Heritage denim brand Lee and The Brooklyn Circus, the history-inspired men’s wear brand founded by Ouigi Theodore, released Tuesday a capsule collection that threads the significance of Black cultural influence on the West through fashion.

“Power to the people. We aim to tell the story of our community through meaningful partnerships like this one with Lee,” Theodore said. “The Brooklyn Circus finds inspiration in the pages of history, so collaborating with a heritage brand like Lee to highlight the history of the Black working west made perfect sense.”

Theodore, who has previously collaborated with Macy’s, Todd Synder and candle studio Joya, worked closely with the Lee team to apply his streetwear lens to brand’s storied silhouettes. The collection spans men’s and women’s jeans, tops, overalls, jackets and Union-Alls—a Lee style dating back to 1913.

“Lee can tap into different cultures because we were there in real time.
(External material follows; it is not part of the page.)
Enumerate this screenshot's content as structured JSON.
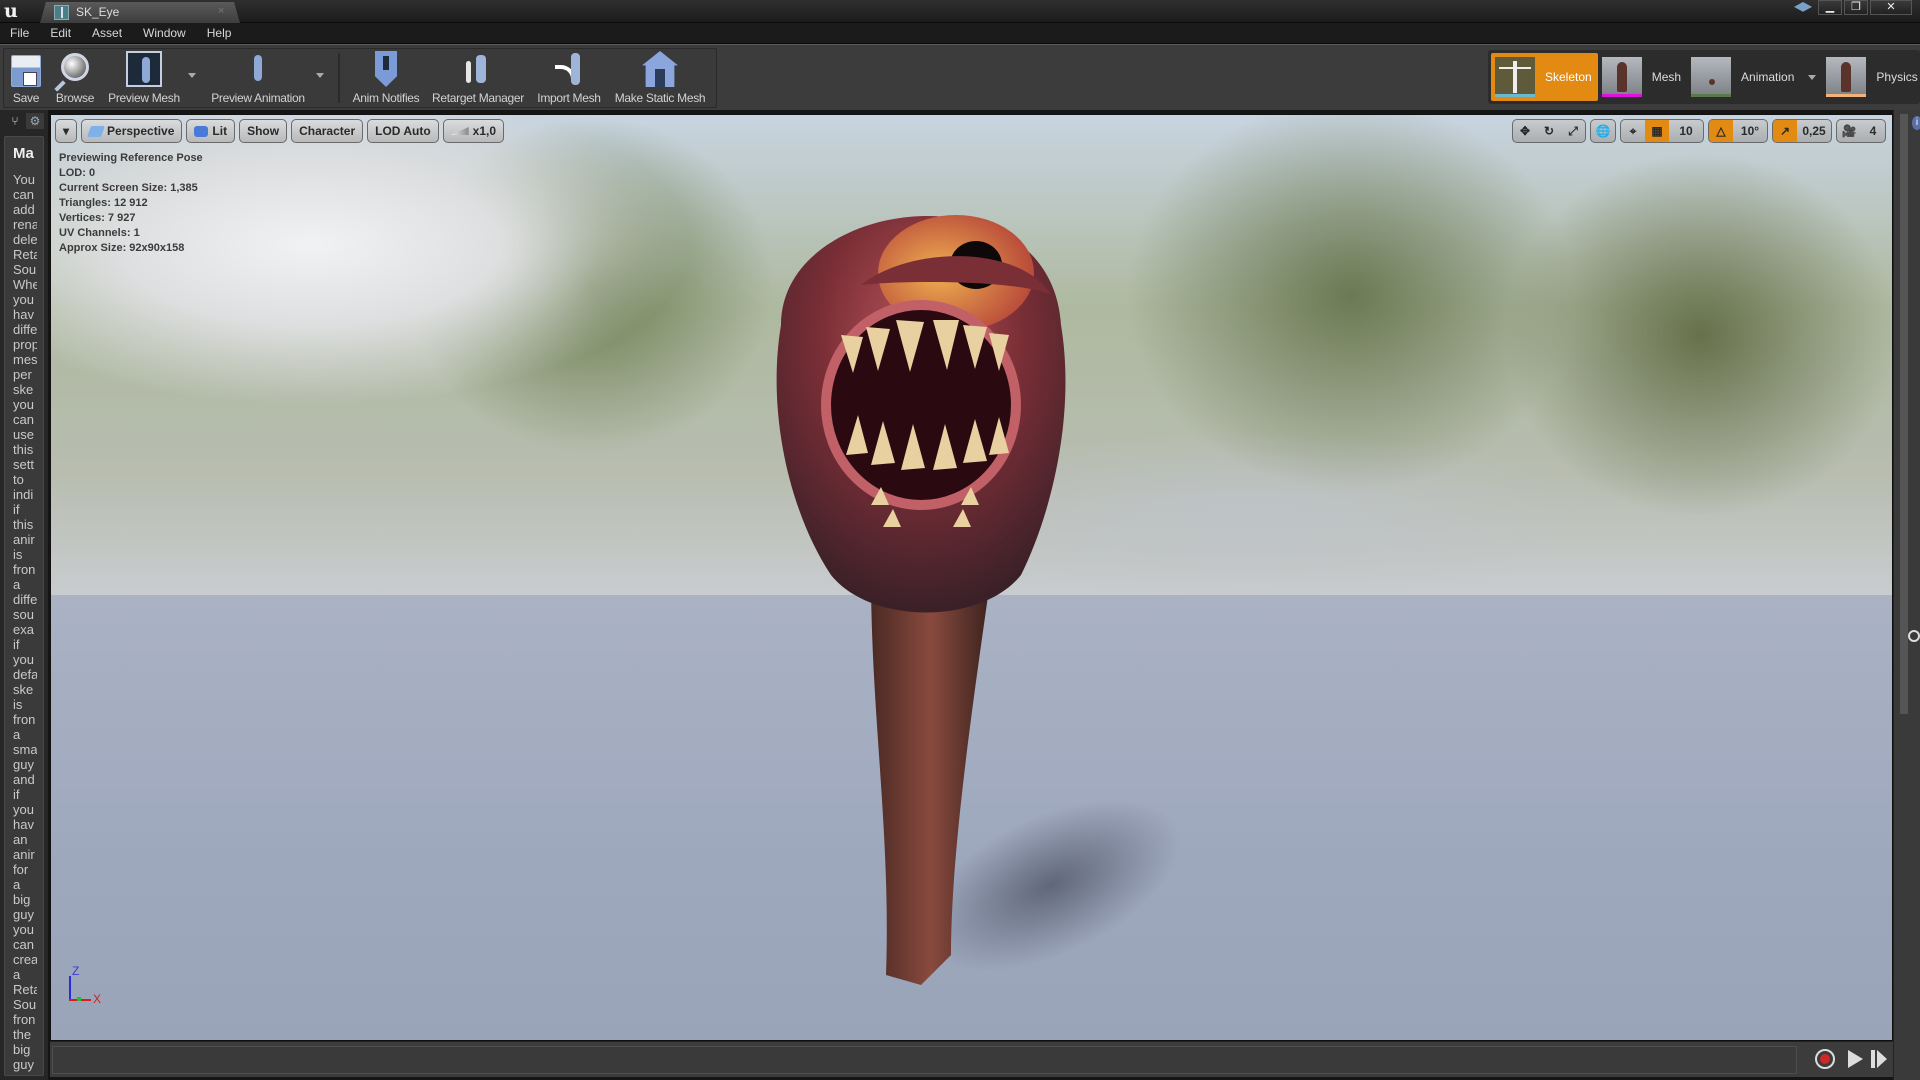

Concepting this collaboration was very exciting as we worked to blend western and workwear with urban sophistication while keeping the integrity of each,” said Sedgwick Cole Jr., Lee global director of men’s design. “Every detail from the Japanese selvedge denim to the Melton wool fabric and exclusive patterns and pallets twist these two stories together.”

The collection arrives at a time when Western fashion is piping hot. Along with influencing the runway, pure-play denim brands have been freely exploring the fashion genre. Lucky Brand recently bowed a “Yellowstone” collection and tapped members of the Compton Cowboys to star in the accompanying campaign. Wrangler, Lee’s sister brand, teamed with musician Leon Bridges for a 75th anniversary collection that included Western shirts and archival ranch styles. 

Related Story

Highlights in the Lee x The Brooklyn Circus collection include a riff on Lee’s 101 Cowboy jacket with an embroidered back and corduroy collar, and a unisex varsity jacket with a one-of-a-kind embroidered illustration of a Black cowboy. Lee’s 1925 Cowboy jean is refreshed with indigo selvedge denim and custom hardware, while the 101B Cowboy Buckle Back jean is available in indigo and brown selvedge. The Whizit Bib Overall nods to Lee’s heritage as the first apparel brand to use zippers in clothing. 

Long-sleeve tees, graphic hoodies and plaid overshirts are layering options. Printed corduroy coordinates—available in pink for women and green for men—add a pop of color in the Western palette. 

“We took historically masculine designs, like the WhizIt Overall, and mixed in feminine details to create pieces that align with the collection’s overall vision,” said Nicola Mielke, Lee global director of women’s design. “Merging the past with the modern or the unexpected is what makes design interesting, which is what this capsule achieves.”

Prices range from $110-$385 except for the leather varsity jacket at $1,200. The capsule is available on Lee and The Brooklyn Circus’ websites, Lee’s owned stores in Europe and North Carolina, and at The Brooklyn Circus store in Brooklyn. 

Additional global retailers include American Rag, City Workshop, Moda, End, Double5, Royal Cheese, Hepcat and Arborator.

Lee’s historic past is the focus of several new initiatives. The brand launched a new vintage shopping vertical on its website called Lee Archives. It’s also planning celebrations to mark the 100th anniversary of the Cowboy pant in 2024.